Problem description: Using the data below, return every line that holds the word "Voiceover".

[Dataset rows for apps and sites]

____

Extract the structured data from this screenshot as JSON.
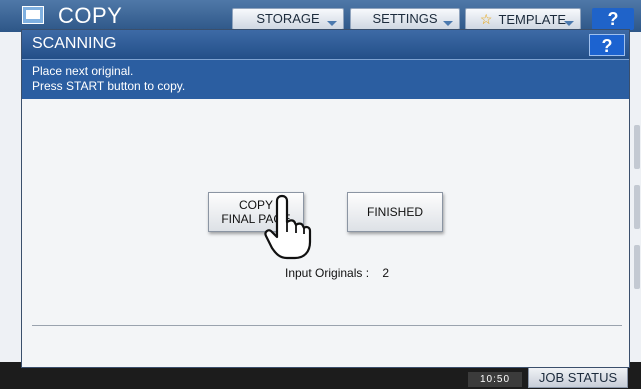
{
  "app": {
    "title": "COPY",
    "tabs": [
      {
        "label": "STORAGE",
        "icon": null
      },
      {
        "label": "SETTINGS",
        "icon": null
      },
      {
        "label": "TEMPLATE",
        "icon": "star-icon"
      }
    ],
    "help_label": "?",
    "clock": "10:50",
    "job_status_label": "JOB STATUS"
  },
  "dialog": {
    "title": "SCANNING",
    "help_label": "?",
    "message_lines": [
      "Place next original.",
      "Press START button to copy."
    ],
    "buttons": {
      "copy_final_page": "COPY FINAL PAGE",
      "finished": "FINISHED"
    },
    "originals_label": "Input Originals :",
    "originals_count": "2"
  },
  "cursor": {
    "icon": "hand-pointer-icon"
  }
}
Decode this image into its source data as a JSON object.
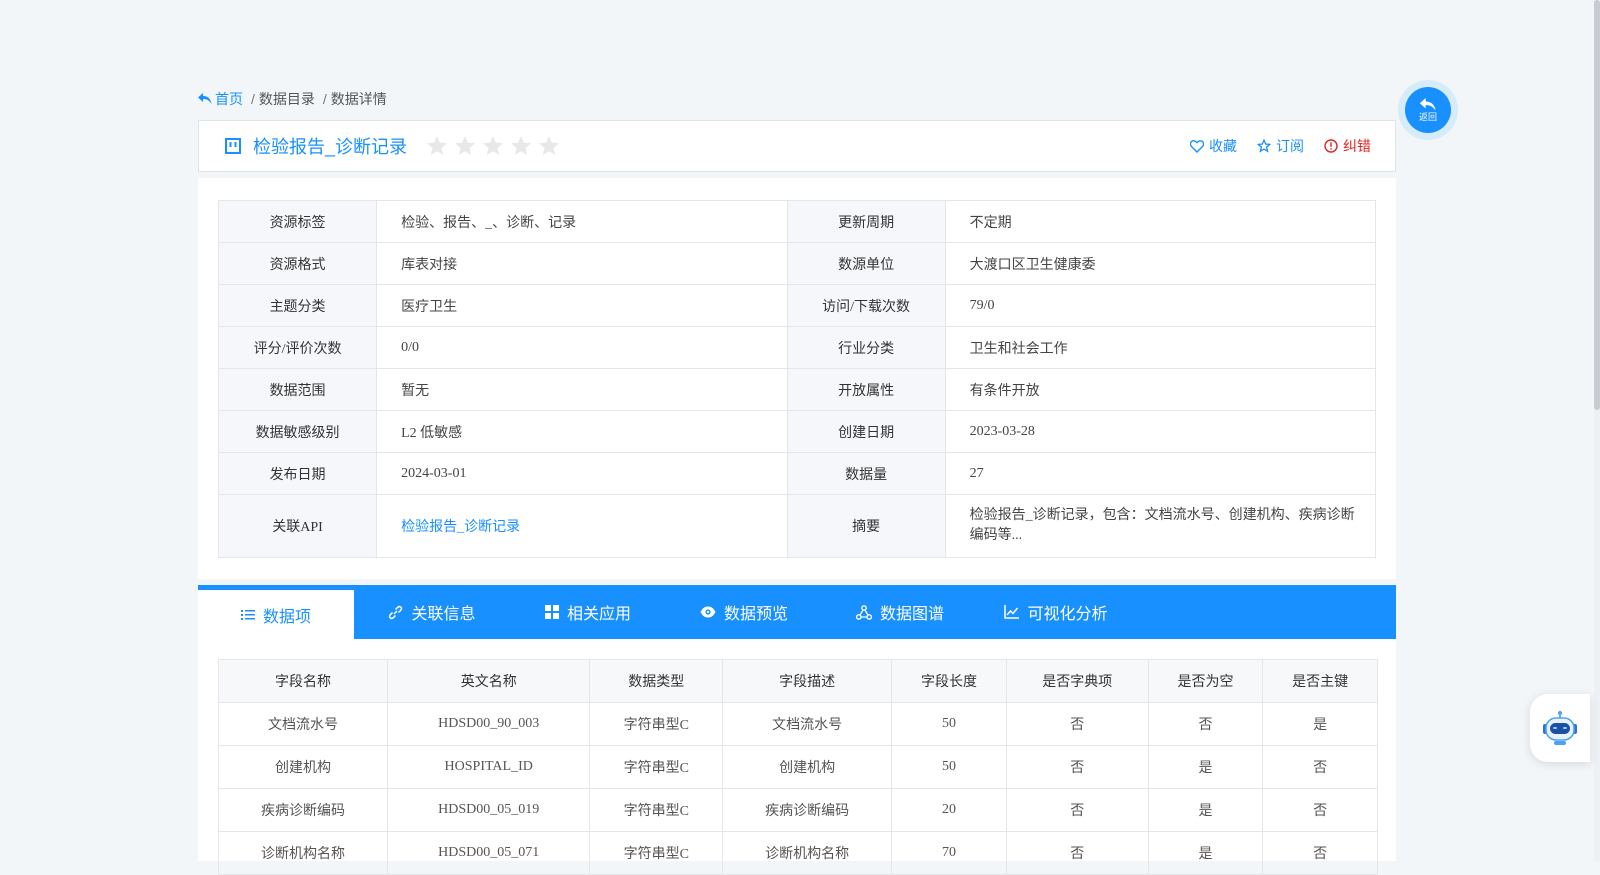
{
  "breadcrumb": {
    "home": "首页",
    "items": [
      "数据目录",
      "数据详情"
    ]
  },
  "title": {
    "text": "检验报告_诊断记录",
    "rating_stars": 0,
    "rating_max": 5,
    "actions": {
      "favorite": "收藏",
      "subscribe": "订阅",
      "report_error": "纠错"
    }
  },
  "info": [
    {
      "l1": "资源标签",
      "v1": "检验、报告、_、诊断、记录",
      "l2": "更新周期",
      "v2": "不定期"
    },
    {
      "l1": "资源格式",
      "v1": "库表对接",
      "l2": "数源单位",
      "v2": "大渡口区卫生健康委"
    },
    {
      "l1": "主题分类",
      "v1": "医疗卫生",
      "l2": "访问/下载次数",
      "v2": "79/0"
    },
    {
      "l1": "评分/评价次数",
      "v1": "0/0",
      "l2": "行业分类",
      "v2": "卫生和社会工作"
    },
    {
      "l1": "数据范围",
      "v1": "暂无",
      "l2": "开放属性",
      "v2": "有条件开放"
    },
    {
      "l1": "数据敏感级别",
      "v1": "L2 低敏感",
      "l2": "创建日期",
      "v2": "2023-03-28"
    },
    {
      "l1": "发布日期",
      "v1": "2024-03-01",
      "l2": "数据量",
      "v2": "27"
    },
    {
      "l1": "关联API",
      "v1": "检验报告_诊断记录",
      "l2": "摘要",
      "v2": "检验报告_诊断记录，包含：文档流水号、创建机构、疾病诊断编码等..."
    }
  ],
  "tabs": [
    {
      "label": "数据项",
      "icon": "list-icon"
    },
    {
      "label": "关联信息",
      "icon": "link-icon"
    },
    {
      "label": "相关应用",
      "icon": "grid-icon"
    },
    {
      "label": "数据预览",
      "icon": "eye-icon"
    },
    {
      "label": "数据图谱",
      "icon": "graph-icon"
    },
    {
      "label": "可视化分析",
      "icon": "line-chart-icon"
    }
  ],
  "fields": {
    "headers": [
      "字段名称",
      "英文名称",
      "数据类型",
      "字段描述",
      "字段长度",
      "是否字典项",
      "是否为空",
      "是否主键"
    ],
    "rows": [
      [
        "文档流水号",
        "HDSD00_90_003",
        "字符串型C",
        "文档流水号",
        "50",
        "否",
        "否",
        "是"
      ],
      [
        "创建机构",
        "HOSPITAL_ID",
        "字符串型C",
        "创建机构",
        "50",
        "否",
        "是",
        "否"
      ],
      [
        "疾病诊断编码",
        "HDSD00_05_019",
        "字符串型C",
        "疾病诊断编码",
        "20",
        "否",
        "是",
        "否"
      ],
      [
        "诊断机构名称",
        "HDSD00_05_071",
        "字符串型C",
        "诊断机构名称",
        "70",
        "否",
        "是",
        "否"
      ]
    ]
  },
  "back_button": {
    "label": "返回"
  },
  "colors": {
    "primary": "#1890ff",
    "error": "#e02424",
    "background": "#f3f6f9"
  }
}
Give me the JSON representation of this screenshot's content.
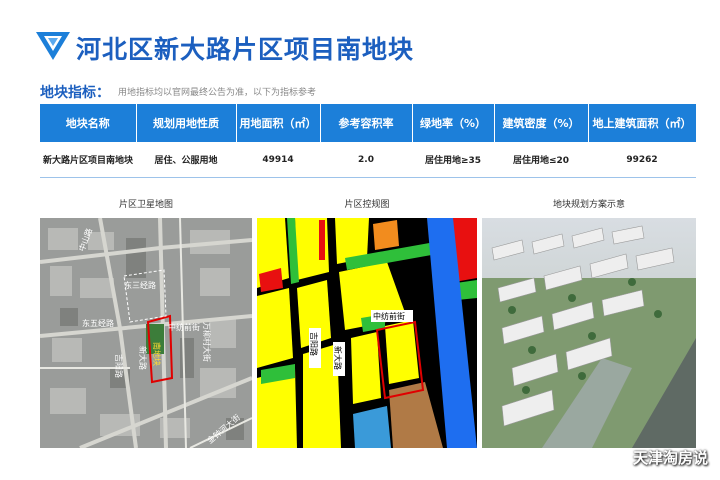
{
  "header": {
    "title": "河北区新大路片区项目南地块"
  },
  "indicators": {
    "title": "地块指标：",
    "note": "用地指标均以官网最终公告为准，以下为指标参考"
  },
  "table": {
    "headers": [
      "地块名称",
      "规划用地性质",
      "用地面积（㎡）",
      "参考容积率",
      "绿地率（%）",
      "建筑密度（%）",
      "地上建筑面积（㎡）"
    ],
    "row": [
      "新大路片区项目南地块",
      "居住、公服用地",
      "49914",
      "2.0",
      "居住用地≥35",
      "居住用地≤20",
      "99262"
    ]
  },
  "captions": {
    "satellite": "片区卫星地图",
    "control": "片区控规图",
    "rendering": "地块规划方案示意"
  },
  "map_labels": {
    "zhongshan": "中山路",
    "dongsan": "东三经路",
    "dongwu": "东五经路",
    "xindalu": "新大路",
    "zhongfang": "中纺前街",
    "wanliu": "万柳村大街",
    "jinhe": "金钟河大街",
    "site": "南地块",
    "jiyang": "吉阳路"
  },
  "control_labels": {
    "zhongfang": "中纺前街",
    "jiyang": "吉阳路",
    "xindalu": "新大路"
  },
  "watermark": "天津淘房说",
  "colors": {
    "brand_blue": "#1c5fbf",
    "header_blue": "#1c7fd9",
    "residential_yellow": "#ffff00",
    "green": "#2fbf3a",
    "blue_water": "#1e6ef0"
  }
}
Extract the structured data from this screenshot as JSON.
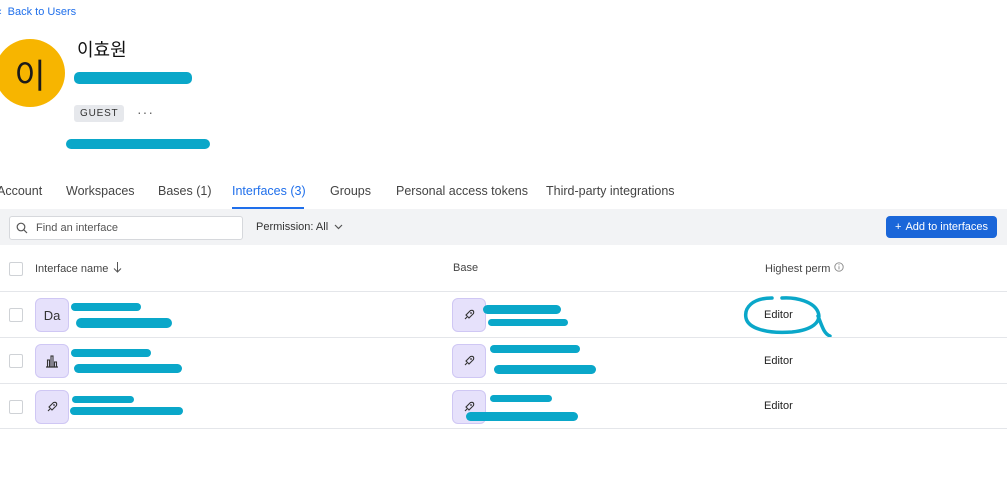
{
  "back_link": {
    "label": "Back to Users"
  },
  "user": {
    "avatar_initial": "이",
    "name": "이효원",
    "role_badge": "GUEST",
    "more_label": "···"
  },
  "tabs": [
    {
      "label": "Account"
    },
    {
      "label": "Workspaces"
    },
    {
      "label": "Bases (1)"
    },
    {
      "label": "Interfaces (3)",
      "active": true
    },
    {
      "label": "Groups"
    },
    {
      "label": "Personal access tokens"
    },
    {
      "label": "Third-party integrations"
    }
  ],
  "toolbar": {
    "search_placeholder": "Find an interface",
    "permission_filter": "Permission: All",
    "add_button": "Add to interfaces"
  },
  "table": {
    "headers": {
      "name": "Interface name",
      "base": "Base",
      "permission": "Highest perm"
    },
    "rows": [
      {
        "icon_text": "Da",
        "icon": "initials",
        "base_icon": "rocket-icon",
        "permission": "Editor"
      },
      {
        "icon_text": "",
        "icon": "bar-chart-icon",
        "base_icon": "rocket-icon",
        "permission": "Editor"
      },
      {
        "icon_text": "",
        "icon": "rocket-icon",
        "base_icon": "rocket-icon",
        "permission": "Editor"
      }
    ]
  },
  "colors": {
    "accent": "#1f6feb",
    "button": "#1a66d9",
    "avatar": "#f7b500",
    "redaction": "#0aa7c9",
    "tile": "#e6e1fb"
  }
}
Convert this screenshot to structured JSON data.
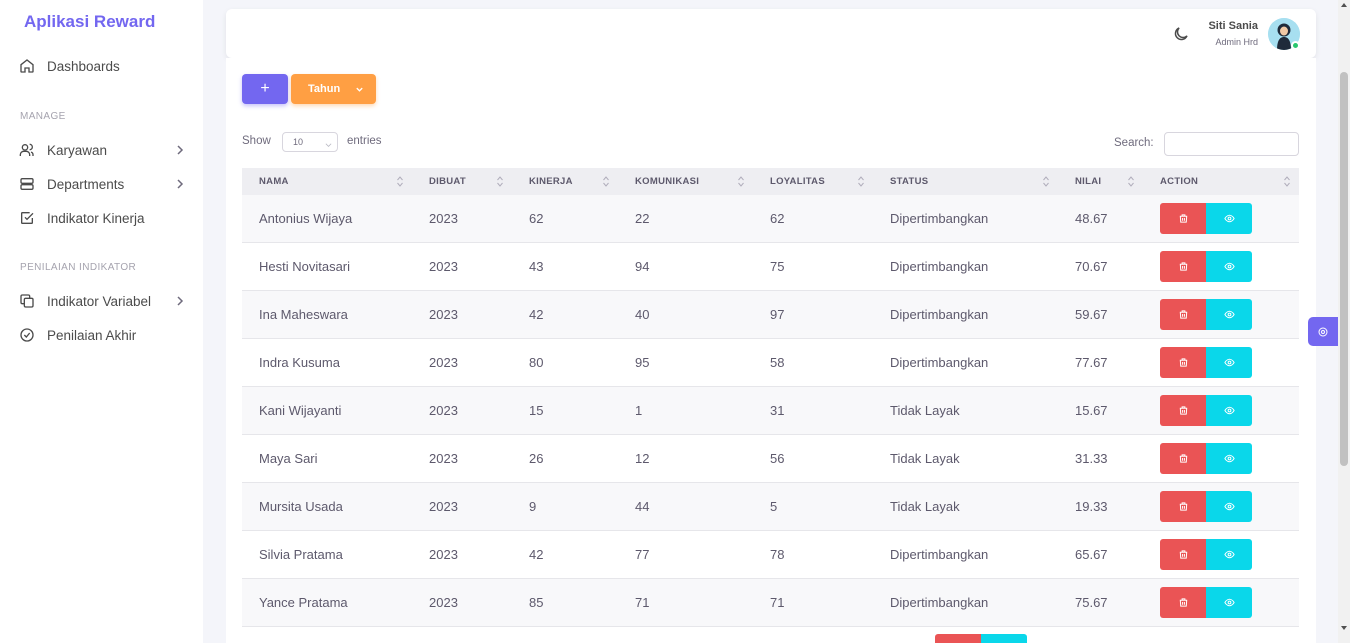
{
  "app": {
    "title": "Aplikasi Reward"
  },
  "sidebar": {
    "dashboards": "Dashboards",
    "section_manage": "MANAGE",
    "karyawan": "Karyawan",
    "departments": "Departments",
    "indikator_kinerja": "Indikator Kinerja",
    "section_penilaian": "PENILAIAN INDIKATOR",
    "indikator_variabel": "Indikator Variabel",
    "penilaian_akhir": "Penilaian Akhir"
  },
  "navbar": {
    "user_name": "Siti Sania",
    "user_role": "Admin Hrd"
  },
  "toolbar": {
    "add_label": "+",
    "year_label": "Tahun"
  },
  "table_controls": {
    "show_label": "Show",
    "entries_value": "10",
    "entries_label": "entries",
    "search_label": "Search:"
  },
  "table": {
    "headers": [
      "NAMA",
      "DIBUAT",
      "KINERJA",
      "KOMUNIKASI",
      "LOYALITAS",
      "STATUS",
      "NILAI",
      "ACTION"
    ],
    "rows": [
      [
        "Antonius Wijaya",
        "2023",
        "62",
        "22",
        "62",
        "Dipertimbangkan",
        "48.67"
      ],
      [
        "Hesti Novitasari",
        "2023",
        "43",
        "94",
        "75",
        "Dipertimbangkan",
        "70.67"
      ],
      [
        "Ina Maheswara",
        "2023",
        "42",
        "40",
        "97",
        "Dipertimbangkan",
        "59.67"
      ],
      [
        "Indra Kusuma",
        "2023",
        "80",
        "95",
        "58",
        "Dipertimbangkan",
        "77.67"
      ],
      [
        "Kani Wijayanti",
        "2023",
        "15",
        "1",
        "31",
        "Tidak Layak",
        "15.67"
      ],
      [
        "Maya Sari",
        "2023",
        "26",
        "12",
        "56",
        "Tidak Layak",
        "31.33"
      ],
      [
        "Mursita Usada",
        "2023",
        "9",
        "44",
        "5",
        "Tidak Layak",
        "19.33"
      ],
      [
        "Silvia Pratama",
        "2023",
        "42",
        "77",
        "78",
        "Dipertimbangkan",
        "65.67"
      ],
      [
        "Yance Pratama",
        "2023",
        "85",
        "71",
        "71",
        "Dipertimbangkan",
        "75.67"
      ]
    ]
  },
  "colors": {
    "primary": "#7367f0",
    "warning": "#ff9f43",
    "danger": "#ea5455",
    "info": "#0ad7ea",
    "success": "#28c76f"
  }
}
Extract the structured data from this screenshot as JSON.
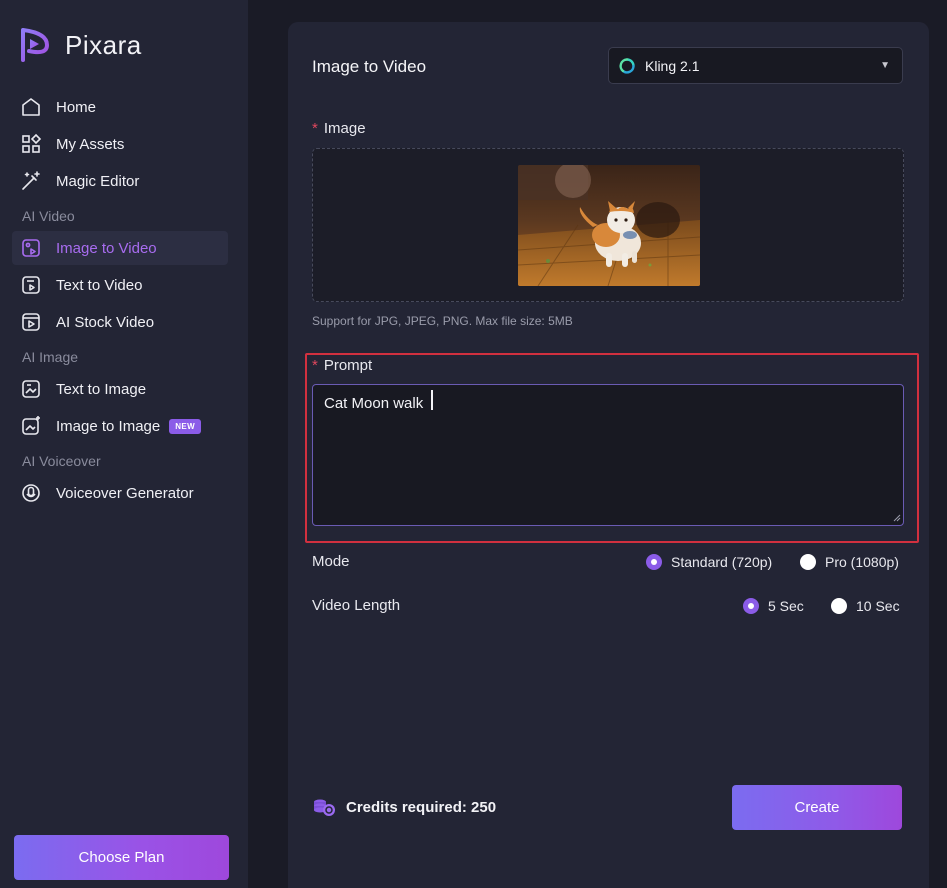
{
  "app": {
    "name": "Pixara"
  },
  "sidebar": {
    "items": [
      {
        "label": "Home",
        "icon": "home-icon"
      },
      {
        "label": "My Assets",
        "icon": "grid-icon"
      },
      {
        "label": "Magic Editor",
        "icon": "magic-wand-icon"
      },
      {
        "label": "Image to Video",
        "icon": "image-video-icon",
        "active": true
      },
      {
        "label": "Text to Video",
        "icon": "text-video-icon"
      },
      {
        "label": "AI Stock Video",
        "icon": "stock-video-icon"
      },
      {
        "label": "Text to Image",
        "icon": "text-image-icon"
      },
      {
        "label": "Image to Image",
        "icon": "image-image-icon",
        "badge": "NEW"
      },
      {
        "label": "Voiceover Generator",
        "icon": "microphone-icon"
      }
    ],
    "sections": [
      "AI Video",
      "AI Image",
      "AI Voiceover"
    ],
    "choose_plan": "Choose Plan"
  },
  "main": {
    "title": "Image to Video",
    "model": {
      "selected": "Kling 2.1",
      "icon": "kling-logo-icon"
    },
    "image_label": "Image",
    "required_mark": "*",
    "support_text": "Support for JPG, JPEG, PNG. Max file size: 5MB",
    "prompt_label": "Prompt",
    "prompt_value": "Cat Moon walk",
    "mode": {
      "label": "Mode",
      "options": [
        {
          "label": "Standard (720p)",
          "selected": true
        },
        {
          "label": "Pro (1080p)",
          "selected": false
        }
      ]
    },
    "video_length": {
      "label": "Video Length",
      "options": [
        {
          "label": "5 Sec",
          "selected": true
        },
        {
          "label": "10 Sec",
          "selected": false
        }
      ]
    },
    "credits_text": "Credits required: 250",
    "create_label": "Create"
  },
  "colors": {
    "accent": "#8b5ce8",
    "active_text": "#a86cf0",
    "highlight": "#d1303f",
    "background": "#1a1b26",
    "panel": "#232535"
  }
}
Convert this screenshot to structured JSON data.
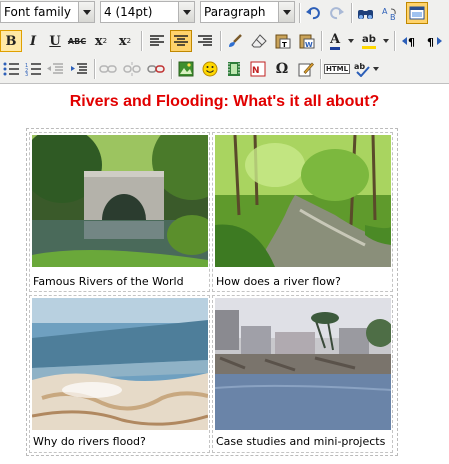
{
  "toolbar": {
    "font_family": "Font family",
    "font_size": "4 (14pt)",
    "block_format": "Paragraph",
    "bold_label": "B",
    "italic_label": "I",
    "underline_label": "U",
    "strike_label": "ABC",
    "subscript_label": "x",
    "subscript_mark": "2",
    "superscript_label": "x",
    "superscript_mark": "2",
    "omega_label": "Ω",
    "html_label": "HTML",
    "spell_label": "ab",
    "forecolor_label": "A"
  },
  "content": {
    "title": "Rivers and Flooding: What's it all about?",
    "tiles": [
      {
        "caption": "Famous Rivers of the World"
      },
      {
        "caption": "How does a river flow?"
      },
      {
        "caption": "Why do rivers flood?"
      },
      {
        "caption": "Case studies and mini-projects"
      }
    ]
  },
  "colors": {
    "title": "#e10000",
    "toolbar_bg": "#f0f0ee",
    "active_button": "#ffd36b"
  }
}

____

Answer for this exercise:
        "label": "Voiceover Generator",
      "AI Voiceover"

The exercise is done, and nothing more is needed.